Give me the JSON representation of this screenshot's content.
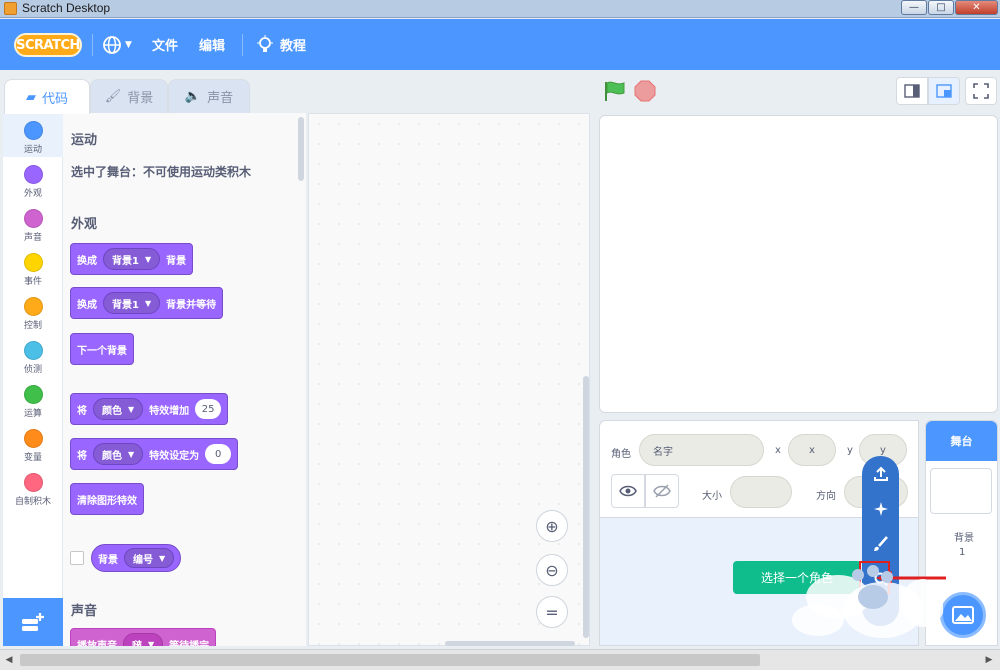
{
  "window": {
    "title": "Scratch Desktop"
  },
  "menubar": {
    "logo": "SCRATCH",
    "file": "文件",
    "edit": "编辑",
    "tutorials": "教程"
  },
  "tabs": {
    "code": "代码",
    "backdrops": "背景",
    "sounds": "声音"
  },
  "categories": [
    {
      "label": "运动",
      "color": "#4c97ff"
    },
    {
      "label": "外观",
      "color": "#9966ff"
    },
    {
      "label": "声音",
      "color": "#cf63cf"
    },
    {
      "label": "事件",
      "color": "#ffd500"
    },
    {
      "label": "控制",
      "color": "#ffab19"
    },
    {
      "label": "侦测",
      "color": "#4cbfe6"
    },
    {
      "label": "运算",
      "color": "#40bf4a"
    },
    {
      "label": "变量",
      "color": "#ff8c1a"
    },
    {
      "label": "自制积木",
      "color": "#ff6680"
    }
  ],
  "palette": {
    "motion_heading": "运动",
    "motion_note": "选中了舞台：不可使用运动类积木",
    "looks_heading": "外观",
    "b1_verb": "换成",
    "b1_dd": "背景1",
    "b1_tail": "背景",
    "b2_verb": "换成",
    "b2_dd": "背景1",
    "b2_tail": "背景并等待",
    "b3": "下一个背景",
    "b4_verb": "将",
    "b4_dd": "颜色",
    "b4_mid": "特效增加",
    "b4_num": "25",
    "b5_verb": "将",
    "b5_dd": "颜色",
    "b5_mid": "特效设定为",
    "b5_num": "0",
    "b6": "清除图形特效",
    "r1_label": "背景",
    "r1_dd": "编号",
    "sound_heading": "声音",
    "s1_label": "播放声音",
    "s1_dd": "啵",
    "s1_tail": "等待播完"
  },
  "sprite_info": {
    "sprite_label": "角色",
    "name_placeholder": "名字",
    "x_label": "x",
    "x_value": "x",
    "y_label": "y",
    "y_value": "y",
    "size_label": "大小",
    "direction_label": "方向"
  },
  "stage_pane": {
    "title": "舞台",
    "backdrops_label": "背景",
    "backdrops_count": "1"
  },
  "sprite_chooser": {
    "choose_label": "选择一个角色"
  }
}
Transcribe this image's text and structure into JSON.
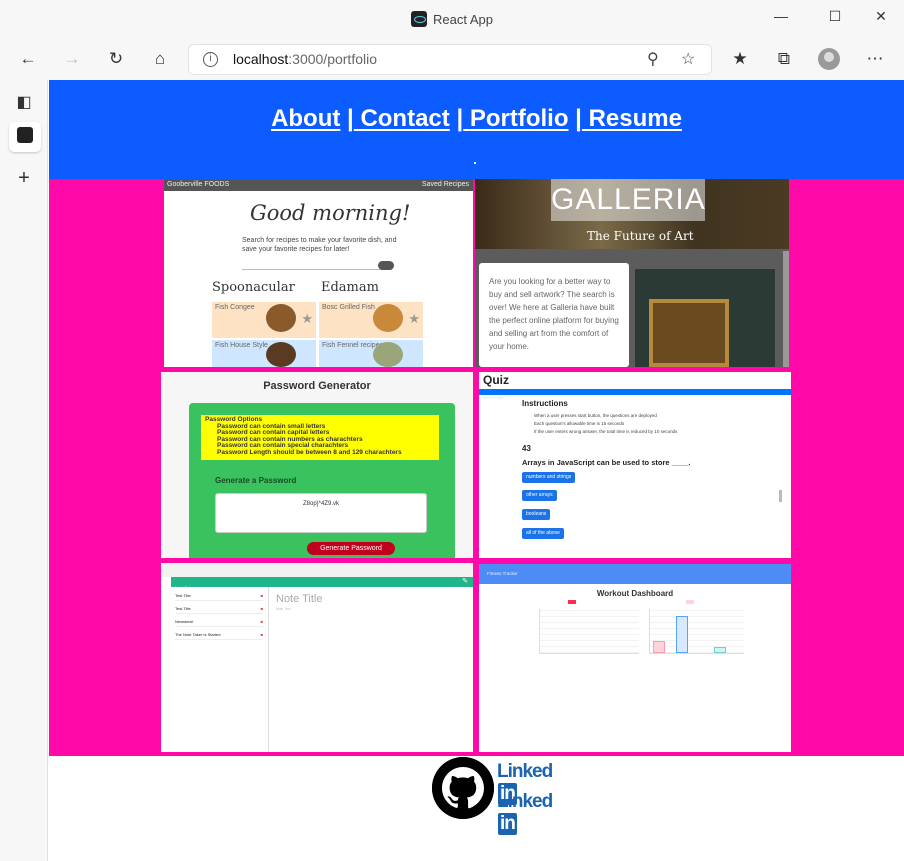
{
  "browser": {
    "window_title": "React App",
    "address_host": "localhost",
    "address_path": ":3000/portfolio"
  },
  "nav": {
    "about": "About",
    "contact": "Contact",
    "portfolio": "Portfolio",
    "resume": "Resume",
    "separator": "|"
  },
  "header_dot": ".",
  "projects": [
    {
      "name": "recipes",
      "bar_title": "Gooberville FOODS",
      "bar_right": "Saved Recipes",
      "heading": "Good morning!",
      "subheading": "Search for recipes to make your favorite dish, and save your favorite recipes for later!",
      "col1": "Spoonacular",
      "col2": "Edamam",
      "cards": [
        "Fish Congee",
        "Bosc Grilled Fish",
        "Fish House Style",
        "Fish Fennel recipes"
      ]
    },
    {
      "name": "galleria",
      "title": "GALLERIA",
      "tagline": "The Future of Art",
      "body": "Are you looking for a better way to buy and sell artwork? The search is over! We here at Galleria have built the perfect online platform for buying and selling art from the comfort of your home."
    },
    {
      "name": "password-generator",
      "title": "Password Generator",
      "options_title": "Password Options",
      "options": [
        "Password can contain small letters",
        "Password can contain capital letters",
        "Password can contain numbers as charachters",
        "Password can contain special charachters",
        "Password Length should be between 8 and 129 charachters"
      ],
      "generate_heading": "Generate a Password",
      "output": "Z8op}*4Z9.vk",
      "button": "Generate Password"
    },
    {
      "name": "quiz",
      "title": "Quiz",
      "bar_label": "View Scores",
      "instructions_title": "Instructions",
      "instructions": [
        "When a user presses start button, the questions are deployed",
        "Each question's allowable time is 15 seconds",
        "If the user enters wrong answer, the total time is reduced by 10 seconds"
      ],
      "timer": "43",
      "question": "Arrays in JavaScript can be used to store ____.",
      "answers": [
        "numbers and strings",
        "other arrays",
        "booleans",
        "all of the above"
      ]
    },
    {
      "name": "note-taker",
      "app_title": "Note Taker",
      "notes": [
        "Test Title",
        "Test Title",
        "Newsbeat",
        "The Note Taker Is Started"
      ],
      "note_title_placeholder": "Note Title",
      "note_text_placeholder": "Note Text"
    },
    {
      "name": "workout-dashboard",
      "bar_label": "Fitness Tracker",
      "title": "Workout Dashboard"
    }
  ],
  "footer": {
    "linkedin_word": "Linked",
    "linkedin_in": "in"
  },
  "colors": {
    "header": "#0d5cff",
    "grid_background": "#ff0aa8",
    "footer": "#ffffff"
  },
  "icons": [
    "back-icon",
    "forward-icon",
    "refresh-icon",
    "home-icon",
    "info-icon",
    "zoom-icon",
    "add-favorite-icon",
    "favorites-icon",
    "collections-icon",
    "profile-icon",
    "more-icon",
    "tabs-icon",
    "react-tab-icon",
    "add-tab-icon",
    "github-icon",
    "linkedin-icon"
  ]
}
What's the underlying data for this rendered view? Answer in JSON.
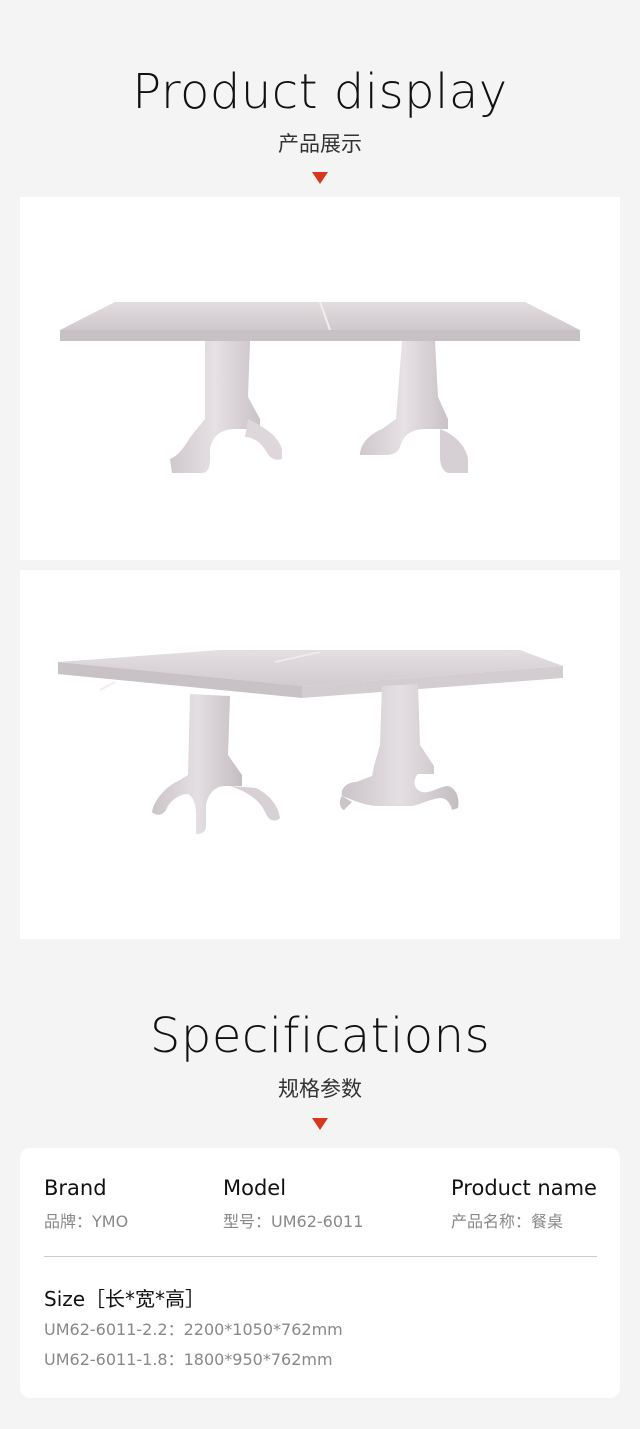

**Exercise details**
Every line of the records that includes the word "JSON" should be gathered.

**Answer for the task**
Give me the JSON representation of this screenshot's content.
Transcribe this image's text and structure into JSON.
What's the underlying data for this rendered view? Answer in JSON.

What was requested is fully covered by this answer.